Saved entries –
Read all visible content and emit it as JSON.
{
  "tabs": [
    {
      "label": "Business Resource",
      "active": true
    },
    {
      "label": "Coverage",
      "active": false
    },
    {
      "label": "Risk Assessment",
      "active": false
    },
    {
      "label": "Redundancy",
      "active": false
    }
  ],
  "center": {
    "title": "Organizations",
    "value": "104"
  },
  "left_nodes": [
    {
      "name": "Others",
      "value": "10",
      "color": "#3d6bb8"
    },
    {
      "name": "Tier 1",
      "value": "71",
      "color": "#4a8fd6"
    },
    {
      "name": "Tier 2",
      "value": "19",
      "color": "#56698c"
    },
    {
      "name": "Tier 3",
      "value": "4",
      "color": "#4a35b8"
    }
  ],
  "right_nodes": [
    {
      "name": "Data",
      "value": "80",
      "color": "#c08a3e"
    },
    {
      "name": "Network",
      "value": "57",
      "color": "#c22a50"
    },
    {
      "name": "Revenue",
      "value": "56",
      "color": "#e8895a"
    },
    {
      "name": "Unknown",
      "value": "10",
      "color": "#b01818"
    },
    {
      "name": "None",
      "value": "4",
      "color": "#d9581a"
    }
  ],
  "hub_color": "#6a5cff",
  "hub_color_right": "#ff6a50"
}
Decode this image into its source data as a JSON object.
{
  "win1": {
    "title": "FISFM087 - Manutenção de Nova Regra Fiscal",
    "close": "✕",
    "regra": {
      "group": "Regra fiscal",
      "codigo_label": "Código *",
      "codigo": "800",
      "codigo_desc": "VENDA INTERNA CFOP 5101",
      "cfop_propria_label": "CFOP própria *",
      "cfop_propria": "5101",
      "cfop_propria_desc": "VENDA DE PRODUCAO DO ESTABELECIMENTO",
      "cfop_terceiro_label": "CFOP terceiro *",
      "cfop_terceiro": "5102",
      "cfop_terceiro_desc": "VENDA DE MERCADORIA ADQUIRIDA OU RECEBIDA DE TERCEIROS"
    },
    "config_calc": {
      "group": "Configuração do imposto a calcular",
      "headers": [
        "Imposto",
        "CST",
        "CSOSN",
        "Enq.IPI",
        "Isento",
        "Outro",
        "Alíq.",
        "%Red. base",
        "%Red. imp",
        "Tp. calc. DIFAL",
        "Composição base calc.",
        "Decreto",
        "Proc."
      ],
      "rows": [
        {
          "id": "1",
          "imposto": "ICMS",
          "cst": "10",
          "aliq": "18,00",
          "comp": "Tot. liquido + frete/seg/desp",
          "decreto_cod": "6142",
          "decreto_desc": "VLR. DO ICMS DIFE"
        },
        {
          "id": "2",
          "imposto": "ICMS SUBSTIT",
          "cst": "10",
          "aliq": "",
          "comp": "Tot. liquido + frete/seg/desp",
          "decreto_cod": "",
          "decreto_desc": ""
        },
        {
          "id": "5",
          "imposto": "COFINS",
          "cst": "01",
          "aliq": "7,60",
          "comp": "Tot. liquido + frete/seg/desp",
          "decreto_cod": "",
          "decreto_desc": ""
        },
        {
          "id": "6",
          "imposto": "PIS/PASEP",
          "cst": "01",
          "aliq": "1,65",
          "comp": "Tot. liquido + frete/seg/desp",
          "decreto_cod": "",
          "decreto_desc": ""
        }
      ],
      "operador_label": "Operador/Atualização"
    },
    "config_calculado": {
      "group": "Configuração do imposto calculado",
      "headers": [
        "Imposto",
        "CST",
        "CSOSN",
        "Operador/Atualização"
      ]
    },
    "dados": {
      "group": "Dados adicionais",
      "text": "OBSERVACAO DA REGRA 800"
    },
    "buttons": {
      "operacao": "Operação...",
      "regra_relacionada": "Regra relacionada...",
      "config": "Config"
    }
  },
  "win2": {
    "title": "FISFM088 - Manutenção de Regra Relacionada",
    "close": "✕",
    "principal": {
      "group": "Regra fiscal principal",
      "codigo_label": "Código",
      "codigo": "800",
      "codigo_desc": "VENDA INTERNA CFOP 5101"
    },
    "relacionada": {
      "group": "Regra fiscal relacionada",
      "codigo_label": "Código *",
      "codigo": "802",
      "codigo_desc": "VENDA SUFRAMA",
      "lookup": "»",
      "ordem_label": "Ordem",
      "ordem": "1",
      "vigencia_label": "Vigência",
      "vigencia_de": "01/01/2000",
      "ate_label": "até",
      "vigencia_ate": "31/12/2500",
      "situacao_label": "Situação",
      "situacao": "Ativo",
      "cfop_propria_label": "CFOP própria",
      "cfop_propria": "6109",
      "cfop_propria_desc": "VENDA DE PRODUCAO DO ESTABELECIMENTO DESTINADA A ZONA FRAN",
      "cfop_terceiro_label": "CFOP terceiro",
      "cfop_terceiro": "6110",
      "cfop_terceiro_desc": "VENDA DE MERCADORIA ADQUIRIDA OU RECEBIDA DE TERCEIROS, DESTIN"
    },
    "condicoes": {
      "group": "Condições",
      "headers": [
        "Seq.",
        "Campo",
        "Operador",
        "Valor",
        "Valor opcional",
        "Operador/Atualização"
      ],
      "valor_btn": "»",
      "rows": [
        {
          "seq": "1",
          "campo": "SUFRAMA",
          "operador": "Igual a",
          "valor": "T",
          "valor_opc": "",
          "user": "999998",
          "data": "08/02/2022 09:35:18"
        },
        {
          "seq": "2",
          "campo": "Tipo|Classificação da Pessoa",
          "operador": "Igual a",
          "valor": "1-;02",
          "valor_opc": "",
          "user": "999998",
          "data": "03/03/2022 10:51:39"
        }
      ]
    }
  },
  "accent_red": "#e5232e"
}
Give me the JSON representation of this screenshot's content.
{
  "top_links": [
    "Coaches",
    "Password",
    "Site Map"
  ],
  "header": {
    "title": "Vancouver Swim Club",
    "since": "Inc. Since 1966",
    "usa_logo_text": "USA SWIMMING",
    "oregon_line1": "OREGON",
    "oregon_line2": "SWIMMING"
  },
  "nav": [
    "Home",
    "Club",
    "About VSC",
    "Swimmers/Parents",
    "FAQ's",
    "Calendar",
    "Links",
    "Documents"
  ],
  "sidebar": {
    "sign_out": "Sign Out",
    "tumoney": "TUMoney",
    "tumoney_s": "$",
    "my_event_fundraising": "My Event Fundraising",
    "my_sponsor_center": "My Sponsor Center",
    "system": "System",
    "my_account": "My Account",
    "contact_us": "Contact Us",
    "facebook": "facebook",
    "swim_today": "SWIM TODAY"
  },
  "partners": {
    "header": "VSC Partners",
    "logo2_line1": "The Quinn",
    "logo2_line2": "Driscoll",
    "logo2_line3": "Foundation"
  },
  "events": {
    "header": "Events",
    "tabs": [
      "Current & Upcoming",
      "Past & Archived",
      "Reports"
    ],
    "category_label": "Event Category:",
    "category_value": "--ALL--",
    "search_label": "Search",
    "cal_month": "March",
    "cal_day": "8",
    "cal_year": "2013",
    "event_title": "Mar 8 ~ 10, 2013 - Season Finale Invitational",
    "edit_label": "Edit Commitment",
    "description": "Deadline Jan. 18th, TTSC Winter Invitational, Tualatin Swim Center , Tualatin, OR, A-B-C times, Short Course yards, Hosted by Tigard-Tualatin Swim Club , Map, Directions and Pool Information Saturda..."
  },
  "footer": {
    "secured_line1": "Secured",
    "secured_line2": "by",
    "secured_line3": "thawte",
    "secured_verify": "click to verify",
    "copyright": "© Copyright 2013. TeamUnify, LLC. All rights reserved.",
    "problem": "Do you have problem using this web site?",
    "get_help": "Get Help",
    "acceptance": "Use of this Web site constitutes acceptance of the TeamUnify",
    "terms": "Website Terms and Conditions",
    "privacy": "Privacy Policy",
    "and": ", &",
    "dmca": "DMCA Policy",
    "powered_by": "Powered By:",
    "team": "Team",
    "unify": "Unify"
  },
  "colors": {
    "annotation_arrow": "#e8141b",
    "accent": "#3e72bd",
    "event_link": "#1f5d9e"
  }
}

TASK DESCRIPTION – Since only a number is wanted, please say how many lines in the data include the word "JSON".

OUTPUT OF THE TASK – 3